      Late nineteenth- and early twentieth-century theories of psychopathology did not distinguish between so-called neurotic gamblers and social or entertainment gamblers. Starting with the Freudian school, such psychoanalytical theories were based on the assumption that almost all of human behavior is a result of subconscious mental activity. Added was thecollective unconsciouswith its instinctive memories and inherited diary of neurotic tensions stored in the id, transmitted generation to generation from the time of our earliest ancestors, what the nineteenth-century gambling historian Andrew Steinmetz calledhereditary transmission. Opposing the id is the superego, a place in the subconscious holding parental reproaches,...

    • Chapter 14 Hot Hands Expecting Long Runs of the Same Outcome
      (pp. 202-208)

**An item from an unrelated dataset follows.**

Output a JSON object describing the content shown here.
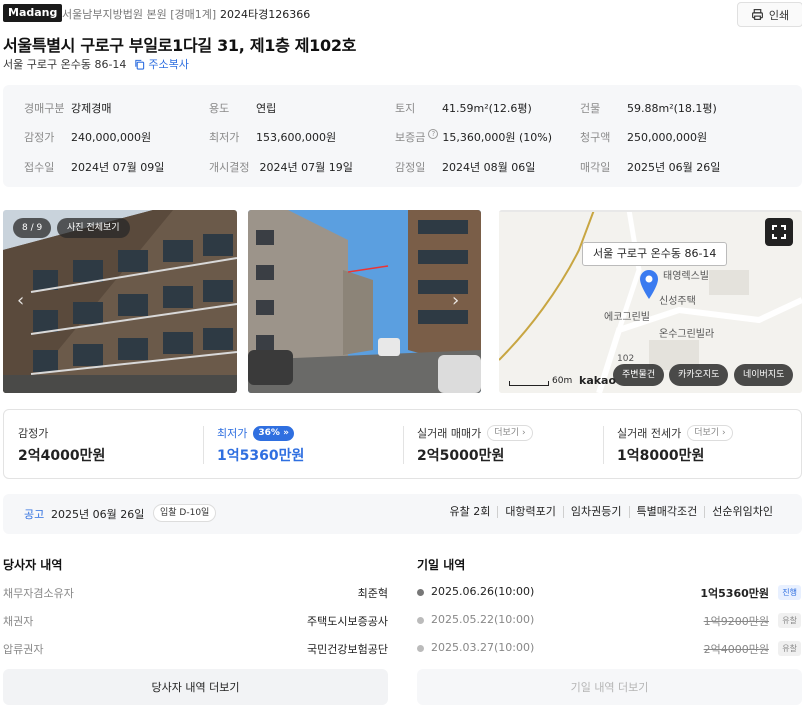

      Remember how the Grandmother inThe Gamblerwon eight thousand rubles through her luck of the ball falling on zero three times in succession? She stopped playing when she was ahead, but, with all the fuss over her, she was compelled to return to the casino the next day and hastily take her place next to the croupier. In chapter 12 we hinted that moments of glory pulled her back to the table for greed to take over. Eight thousand rubles was a tease, and so easy to win! So why not double it? We are told that the casino...

    • Chapter 15 Luck The Dicey Illusion
      (pp. 209-216)

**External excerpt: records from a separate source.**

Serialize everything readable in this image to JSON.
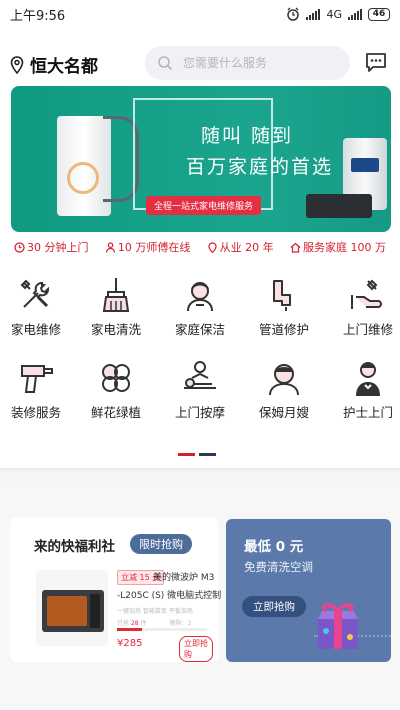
{
  "status_bar": {
    "time": "上午9:56",
    "network": "4G",
    "battery": "46"
  },
  "header": {
    "location": "恒大名都",
    "search_placeholder": "您需要什么服务"
  },
  "banner": {
    "line1": "随叫 随到",
    "line2": "百万家庭的首选",
    "tag": "全程一站式家电维修服务"
  },
  "features": [
    {
      "icon": "clock-icon",
      "label": "30 分钟上门"
    },
    {
      "icon": "worker-icon",
      "label": "10 万师傅在线"
    },
    {
      "icon": "location-icon",
      "label": "从业 20 年"
    },
    {
      "icon": "house-icon",
      "label": "服务家庭 100 万"
    }
  ],
  "services": [
    {
      "icon": "tools-icon",
      "label": "家电维修"
    },
    {
      "icon": "broom-icon",
      "label": "家电清洗"
    },
    {
      "icon": "maid-icon",
      "label": "家庭保洁"
    },
    {
      "icon": "pipe-icon",
      "label": "管道修护"
    },
    {
      "icon": "repair-hand-icon",
      "label": "上门维修"
    },
    {
      "icon": "drill-icon",
      "label": "装修服务"
    },
    {
      "icon": "clover-icon",
      "label": "鲜花绿植"
    },
    {
      "icon": "massage-icon",
      "label": "上门按摩"
    },
    {
      "icon": "nanny-icon",
      "label": "保姆月嫂"
    },
    {
      "icon": "nurse-icon",
      "label": "护士上门"
    }
  ],
  "welfare": {
    "title": "来的快福利社",
    "tag": "限时抢购",
    "product": {
      "discount": "立减 15 元",
      "name_line1": "美的微波炉 M3",
      "name_line2": "-L205C (S) 微电脑式控制",
      "subtitle": "一键加热 智能菜单 平板加热",
      "sold_label": "已抢",
      "sold_count": "28",
      "sold_unit": "件",
      "limit": "限购：3",
      "sold_ratio": 0.28,
      "price": "¥285",
      "buy": "立即抢购"
    }
  },
  "promo": {
    "title": "最低 0 元",
    "subtitle": "免费清洗空调",
    "button": "立即抢购"
  },
  "colors": {
    "accent": "#d5202f",
    "banner": "#16a088",
    "promo": "#5b79ab",
    "tag": "#4e6c9a"
  }
}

      Foxwoods, at the Mashantucket Pequot Tribal Nation Reservation in Connecticut, boasts being the third largest casino in the world.¹ It is massive! Imagine: it has 7,200 slot machines, 400 tables offering seventeen different kinds of games, a high-tech sports book for betting on horse and dog races all across the United States, and the world’s largest bingo hall with 3,200 seats.² Walk into the gaming rooms at any hour of any day and you find yourself in the ringing, whistling, beeping hubbub of several thousand slot machines, their lights cursively blinking dizzying matrices of colors to spin minds into believing...

  7. Acknowledgments
    (pp. 217-218)
  8. Appendix A Description of the Games Used in This Book
    (pp. 219-223)
  9. Appendix B Glossary of Gambling Terms Used in This Book
    (pp. 224-226)
  10. Appendix C The Weak Law of Large Numbers
    (pp. 227-228)
  11. Appendix D Glossary of Mathematical Definitions
    (pp. 229-235)
  12. Appendix E Callouts
    (pp. 236-248)
  13. Notes
    (pp. 249-264)
  14. Further Reading
    (pp. 265-266)
  15. Index
    (pp. 267-277)
  16. Back Matter
    (pp. 278-278)